<<<<

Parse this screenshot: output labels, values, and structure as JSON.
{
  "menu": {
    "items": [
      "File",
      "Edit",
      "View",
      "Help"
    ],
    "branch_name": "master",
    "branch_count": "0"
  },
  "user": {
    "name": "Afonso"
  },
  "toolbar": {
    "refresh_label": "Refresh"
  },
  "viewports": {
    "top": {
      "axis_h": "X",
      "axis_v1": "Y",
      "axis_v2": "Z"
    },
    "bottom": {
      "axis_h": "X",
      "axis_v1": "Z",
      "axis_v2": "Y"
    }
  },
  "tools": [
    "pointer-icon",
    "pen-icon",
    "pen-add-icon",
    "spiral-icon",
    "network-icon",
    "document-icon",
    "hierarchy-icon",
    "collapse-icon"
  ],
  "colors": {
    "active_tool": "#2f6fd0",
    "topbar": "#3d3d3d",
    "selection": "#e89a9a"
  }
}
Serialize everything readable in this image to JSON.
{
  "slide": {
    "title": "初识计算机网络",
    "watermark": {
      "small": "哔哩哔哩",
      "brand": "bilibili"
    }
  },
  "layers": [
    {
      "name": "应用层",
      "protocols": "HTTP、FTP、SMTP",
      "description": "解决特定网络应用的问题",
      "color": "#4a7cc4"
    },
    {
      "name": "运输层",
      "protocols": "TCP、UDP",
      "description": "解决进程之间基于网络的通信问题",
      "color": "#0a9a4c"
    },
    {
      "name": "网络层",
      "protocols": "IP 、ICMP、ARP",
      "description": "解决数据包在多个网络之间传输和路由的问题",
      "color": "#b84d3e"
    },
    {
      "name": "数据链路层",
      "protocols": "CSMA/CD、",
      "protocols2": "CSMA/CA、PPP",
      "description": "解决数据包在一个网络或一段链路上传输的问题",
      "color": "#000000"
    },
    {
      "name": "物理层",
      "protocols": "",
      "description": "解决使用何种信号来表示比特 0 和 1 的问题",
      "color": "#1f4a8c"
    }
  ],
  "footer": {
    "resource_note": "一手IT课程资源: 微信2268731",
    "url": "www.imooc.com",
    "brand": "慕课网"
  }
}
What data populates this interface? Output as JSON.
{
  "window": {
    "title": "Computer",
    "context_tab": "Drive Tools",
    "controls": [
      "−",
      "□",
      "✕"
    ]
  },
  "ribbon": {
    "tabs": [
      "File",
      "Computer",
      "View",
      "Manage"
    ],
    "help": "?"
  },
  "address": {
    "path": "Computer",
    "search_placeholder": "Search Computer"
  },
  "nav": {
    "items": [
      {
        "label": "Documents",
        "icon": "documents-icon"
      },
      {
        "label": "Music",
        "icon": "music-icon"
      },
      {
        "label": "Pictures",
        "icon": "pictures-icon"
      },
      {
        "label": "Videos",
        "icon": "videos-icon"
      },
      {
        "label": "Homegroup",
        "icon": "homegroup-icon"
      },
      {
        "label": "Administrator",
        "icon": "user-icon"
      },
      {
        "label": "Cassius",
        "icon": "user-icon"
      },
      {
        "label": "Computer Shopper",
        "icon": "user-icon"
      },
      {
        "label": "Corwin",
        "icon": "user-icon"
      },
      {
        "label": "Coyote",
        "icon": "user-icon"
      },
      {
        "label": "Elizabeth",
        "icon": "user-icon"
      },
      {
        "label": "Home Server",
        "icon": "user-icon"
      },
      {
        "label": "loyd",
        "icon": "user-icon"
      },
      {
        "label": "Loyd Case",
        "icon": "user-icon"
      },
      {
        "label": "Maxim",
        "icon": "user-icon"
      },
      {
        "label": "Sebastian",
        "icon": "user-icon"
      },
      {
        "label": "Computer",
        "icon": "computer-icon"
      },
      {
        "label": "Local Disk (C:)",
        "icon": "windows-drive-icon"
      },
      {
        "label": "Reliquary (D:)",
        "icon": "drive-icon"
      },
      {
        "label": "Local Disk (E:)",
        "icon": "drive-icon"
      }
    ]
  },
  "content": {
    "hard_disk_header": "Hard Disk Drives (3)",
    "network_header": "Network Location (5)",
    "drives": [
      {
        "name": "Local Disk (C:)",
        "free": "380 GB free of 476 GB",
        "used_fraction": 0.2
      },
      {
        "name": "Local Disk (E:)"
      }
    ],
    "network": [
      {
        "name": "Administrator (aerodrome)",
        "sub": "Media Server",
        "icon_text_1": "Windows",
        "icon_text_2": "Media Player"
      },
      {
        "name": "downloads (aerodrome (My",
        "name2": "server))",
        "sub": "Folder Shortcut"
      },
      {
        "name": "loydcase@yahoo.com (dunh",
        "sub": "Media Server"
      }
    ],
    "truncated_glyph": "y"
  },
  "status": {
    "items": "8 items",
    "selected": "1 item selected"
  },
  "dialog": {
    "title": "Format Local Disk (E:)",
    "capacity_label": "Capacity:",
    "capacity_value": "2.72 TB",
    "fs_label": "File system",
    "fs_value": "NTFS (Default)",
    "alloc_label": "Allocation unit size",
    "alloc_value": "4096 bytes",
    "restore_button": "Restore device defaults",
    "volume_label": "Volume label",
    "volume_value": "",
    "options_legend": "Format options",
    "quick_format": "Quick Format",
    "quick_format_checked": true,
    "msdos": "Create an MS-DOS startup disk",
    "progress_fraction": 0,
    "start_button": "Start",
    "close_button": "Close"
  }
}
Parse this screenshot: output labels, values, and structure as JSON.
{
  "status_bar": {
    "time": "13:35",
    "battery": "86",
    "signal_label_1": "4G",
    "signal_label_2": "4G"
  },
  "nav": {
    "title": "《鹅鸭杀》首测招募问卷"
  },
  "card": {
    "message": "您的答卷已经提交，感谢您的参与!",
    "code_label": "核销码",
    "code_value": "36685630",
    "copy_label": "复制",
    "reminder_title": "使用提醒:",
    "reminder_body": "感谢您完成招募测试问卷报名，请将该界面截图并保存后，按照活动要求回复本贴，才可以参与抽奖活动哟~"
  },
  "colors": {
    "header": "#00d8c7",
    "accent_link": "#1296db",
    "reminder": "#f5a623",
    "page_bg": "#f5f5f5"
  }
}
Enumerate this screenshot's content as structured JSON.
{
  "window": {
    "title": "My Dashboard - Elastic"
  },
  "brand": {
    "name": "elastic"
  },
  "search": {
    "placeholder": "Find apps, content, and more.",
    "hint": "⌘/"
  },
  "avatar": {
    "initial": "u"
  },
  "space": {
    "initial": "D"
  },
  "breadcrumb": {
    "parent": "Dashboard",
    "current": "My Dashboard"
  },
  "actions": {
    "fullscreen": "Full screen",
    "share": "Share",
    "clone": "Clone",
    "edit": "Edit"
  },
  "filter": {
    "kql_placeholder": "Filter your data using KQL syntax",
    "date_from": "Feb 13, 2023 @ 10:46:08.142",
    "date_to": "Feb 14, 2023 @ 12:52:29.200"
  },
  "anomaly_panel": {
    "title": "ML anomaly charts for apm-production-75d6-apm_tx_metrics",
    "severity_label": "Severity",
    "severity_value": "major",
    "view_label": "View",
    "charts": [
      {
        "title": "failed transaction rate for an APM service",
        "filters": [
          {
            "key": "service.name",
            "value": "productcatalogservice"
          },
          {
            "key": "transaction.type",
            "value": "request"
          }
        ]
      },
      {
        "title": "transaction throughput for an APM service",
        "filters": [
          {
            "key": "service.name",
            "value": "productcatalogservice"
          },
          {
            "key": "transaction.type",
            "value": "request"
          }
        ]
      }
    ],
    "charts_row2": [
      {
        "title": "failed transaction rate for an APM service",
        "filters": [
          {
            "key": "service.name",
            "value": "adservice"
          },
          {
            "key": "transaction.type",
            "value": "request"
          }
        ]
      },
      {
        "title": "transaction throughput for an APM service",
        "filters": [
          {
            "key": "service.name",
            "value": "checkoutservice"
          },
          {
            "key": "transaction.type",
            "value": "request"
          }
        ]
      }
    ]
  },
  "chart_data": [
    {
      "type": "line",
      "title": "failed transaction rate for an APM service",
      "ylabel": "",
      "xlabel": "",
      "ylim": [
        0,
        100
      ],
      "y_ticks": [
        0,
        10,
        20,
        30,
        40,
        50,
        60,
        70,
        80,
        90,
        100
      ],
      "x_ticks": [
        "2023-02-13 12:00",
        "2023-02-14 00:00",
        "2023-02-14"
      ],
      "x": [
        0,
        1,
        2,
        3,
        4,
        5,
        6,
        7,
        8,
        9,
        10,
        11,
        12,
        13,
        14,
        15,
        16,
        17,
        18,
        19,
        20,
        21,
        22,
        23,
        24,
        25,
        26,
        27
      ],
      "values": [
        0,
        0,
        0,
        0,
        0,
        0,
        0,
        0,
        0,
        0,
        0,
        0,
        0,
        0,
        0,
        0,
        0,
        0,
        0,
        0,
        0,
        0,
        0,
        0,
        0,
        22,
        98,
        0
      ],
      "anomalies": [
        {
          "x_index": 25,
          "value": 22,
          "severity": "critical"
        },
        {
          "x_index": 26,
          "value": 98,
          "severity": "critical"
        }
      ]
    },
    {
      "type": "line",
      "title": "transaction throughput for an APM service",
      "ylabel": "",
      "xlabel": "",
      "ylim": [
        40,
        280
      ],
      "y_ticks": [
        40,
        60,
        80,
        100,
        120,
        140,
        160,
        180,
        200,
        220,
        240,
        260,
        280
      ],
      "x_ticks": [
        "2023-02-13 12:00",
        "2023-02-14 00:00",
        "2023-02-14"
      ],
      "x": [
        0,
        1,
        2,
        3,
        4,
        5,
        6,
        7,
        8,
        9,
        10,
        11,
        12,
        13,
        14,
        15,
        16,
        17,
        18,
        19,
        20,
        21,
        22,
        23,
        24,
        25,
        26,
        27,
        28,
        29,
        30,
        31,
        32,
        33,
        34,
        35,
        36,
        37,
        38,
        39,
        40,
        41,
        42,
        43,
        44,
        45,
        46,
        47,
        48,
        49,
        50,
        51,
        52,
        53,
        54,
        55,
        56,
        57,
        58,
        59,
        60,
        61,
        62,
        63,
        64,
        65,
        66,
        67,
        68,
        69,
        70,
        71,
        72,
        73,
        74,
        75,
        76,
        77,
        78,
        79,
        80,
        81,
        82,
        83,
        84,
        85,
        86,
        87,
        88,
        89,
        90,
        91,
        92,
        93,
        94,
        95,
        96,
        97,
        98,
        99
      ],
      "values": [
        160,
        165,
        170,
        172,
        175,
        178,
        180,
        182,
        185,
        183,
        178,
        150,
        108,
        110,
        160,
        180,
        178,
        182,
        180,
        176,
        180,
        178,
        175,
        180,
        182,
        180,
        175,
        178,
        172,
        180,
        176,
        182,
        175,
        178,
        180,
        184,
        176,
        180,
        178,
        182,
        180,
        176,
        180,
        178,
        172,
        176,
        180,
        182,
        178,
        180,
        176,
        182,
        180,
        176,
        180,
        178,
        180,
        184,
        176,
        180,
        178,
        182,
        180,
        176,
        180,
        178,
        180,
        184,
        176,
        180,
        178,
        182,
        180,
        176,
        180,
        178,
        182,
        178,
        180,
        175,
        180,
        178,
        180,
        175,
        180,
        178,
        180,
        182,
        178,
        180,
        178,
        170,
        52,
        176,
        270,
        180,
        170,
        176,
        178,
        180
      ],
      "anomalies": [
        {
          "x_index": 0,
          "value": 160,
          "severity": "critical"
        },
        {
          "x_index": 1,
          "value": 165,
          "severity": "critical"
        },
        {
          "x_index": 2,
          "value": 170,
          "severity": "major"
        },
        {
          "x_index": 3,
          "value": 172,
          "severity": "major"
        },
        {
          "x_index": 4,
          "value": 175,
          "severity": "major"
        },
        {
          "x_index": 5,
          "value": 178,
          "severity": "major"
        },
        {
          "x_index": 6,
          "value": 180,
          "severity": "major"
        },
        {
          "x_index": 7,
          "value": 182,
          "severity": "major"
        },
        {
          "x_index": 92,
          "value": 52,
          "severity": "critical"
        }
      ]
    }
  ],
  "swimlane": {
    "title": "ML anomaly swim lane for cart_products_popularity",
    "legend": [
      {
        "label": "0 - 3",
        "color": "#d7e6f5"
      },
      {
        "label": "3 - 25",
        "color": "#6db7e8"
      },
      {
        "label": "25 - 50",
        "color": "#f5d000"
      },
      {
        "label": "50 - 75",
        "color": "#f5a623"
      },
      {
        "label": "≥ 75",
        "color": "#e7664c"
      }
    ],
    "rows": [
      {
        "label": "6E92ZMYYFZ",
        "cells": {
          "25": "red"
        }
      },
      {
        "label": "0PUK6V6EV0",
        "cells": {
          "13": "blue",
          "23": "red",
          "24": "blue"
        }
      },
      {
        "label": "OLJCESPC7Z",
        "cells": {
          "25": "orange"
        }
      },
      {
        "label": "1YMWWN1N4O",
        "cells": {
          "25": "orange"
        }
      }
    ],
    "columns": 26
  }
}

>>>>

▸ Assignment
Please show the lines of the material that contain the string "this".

▸ Answer space
Parse this screenshot: output labels, values, and structure as JSON.
Serialize everything readable in this image to JSON.
What data populates this interface? Output as JSON.
Parse this screenshot: output labels, values, and structure as JSON.
Enumerate this screenshot's content as structured JSON.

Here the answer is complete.